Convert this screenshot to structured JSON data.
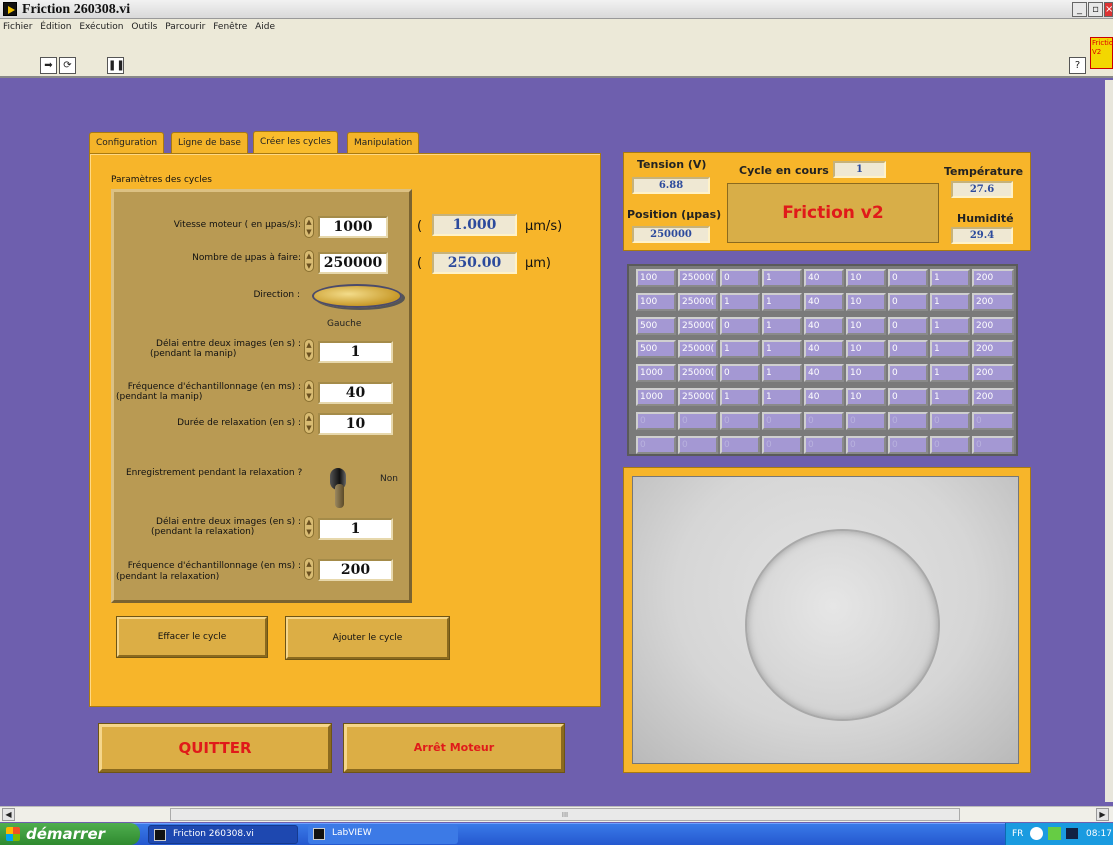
{
  "window": {
    "title": "Friction 260308.vi"
  },
  "menu": [
    "Fichier",
    "Édition",
    "Exécution",
    "Outils",
    "Parcourir",
    "Fenêtre",
    "Aide"
  ],
  "vi_tag": "Friction V2",
  "tabs": [
    "Configuration",
    "Ligne de base",
    "Créer les cycles",
    "Manipulation"
  ],
  "active_tab": "Créer les cycles",
  "cycles": {
    "section_title": "Paramètres des cycles",
    "speed": {
      "label": "Vitesse moteur ( en µpas/s):",
      "value": "1000",
      "converted": "1.000",
      "unit": "µm/s)"
    },
    "steps": {
      "label": "Nombre de µpas à faire:",
      "value": "250000",
      "converted": "250.00",
      "unit": "µm)"
    },
    "paren": "(",
    "direction": {
      "label": "Direction :",
      "value": "Gauche"
    },
    "delay_manip": {
      "label1": "Délai entre deux images (en s) :",
      "label2": "(pendant la manip)",
      "value": "1"
    },
    "freq_manip": {
      "label1": "Fréquence d'échantillonnage (en ms) :",
      "label2": "(pendant la manip)",
      "value": "40"
    },
    "relax_duration": {
      "label": "Durée de relaxation (en s) :",
      "value": "10"
    },
    "record_relax": {
      "label": "Enregistrement pendant la relaxation ?",
      "value": "Non"
    },
    "delay_relax": {
      "label1": "Délai entre deux images (en s) :",
      "label2": "(pendant la relaxation)",
      "value": "1"
    },
    "freq_relax": {
      "label1": "Fréquence d'échantillonnage (en ms) :",
      "label2": "(pendant la relaxation)",
      "value": "200"
    },
    "clear_button": "Effacer le cycle",
    "add_button": "Ajouter le cycle"
  },
  "quit_button": "QUITTER",
  "stop_motor_button": "Arrêt Moteur",
  "status": {
    "tension_label": "Tension (V)",
    "tension": "6.88",
    "cycle_label": "Cycle en cours",
    "cycle": "1",
    "temperature_label": "Température",
    "temperature": "27.6",
    "position_label": "Position (µpas)",
    "position": "250000",
    "humidity_label": "Humidité",
    "humidity": "29.4",
    "name": "Friction v2"
  },
  "cycle_table": [
    [
      "100",
      "25000(",
      "0",
      "1",
      "40",
      "10",
      "0",
      "1",
      "200"
    ],
    [
      "100",
      "25000(",
      "1",
      "1",
      "40",
      "10",
      "0",
      "1",
      "200"
    ],
    [
      "500",
      "25000(",
      "0",
      "1",
      "40",
      "10",
      "0",
      "1",
      "200"
    ],
    [
      "500",
      "25000(",
      "1",
      "1",
      "40",
      "10",
      "0",
      "1",
      "200"
    ],
    [
      "1000",
      "25000(",
      "0",
      "1",
      "40",
      "10",
      "0",
      "1",
      "200"
    ],
    [
      "1000",
      "25000(",
      "1",
      "1",
      "40",
      "10",
      "0",
      "1",
      "200"
    ],
    [
      "0",
      "0",
      "0",
      "0",
      "0",
      "0",
      "0",
      "0",
      "0"
    ],
    [
      "0",
      "0",
      "0",
      "0",
      "0",
      "0",
      "0",
      "0",
      "0"
    ]
  ],
  "taskbar": {
    "start": "démarrer",
    "tasks": [
      "Friction 260308.vi",
      "LabVIEW"
    ],
    "lang": "FR",
    "clock": "08:17"
  },
  "scroll_marker": "III",
  "colors": {
    "background": "#6e5fae",
    "panel": "#f7b52a",
    "accent_red": "#e01a1a",
    "indicator_text": "#2c4a9c"
  }
}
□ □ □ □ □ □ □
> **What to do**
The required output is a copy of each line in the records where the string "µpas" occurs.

> **Output for this exercise**
      "label": "Vitesse moteur ( en µpas/s):",
      "label": "Nombre de µpas à faire:",
    "position_label": "Position (µpas)",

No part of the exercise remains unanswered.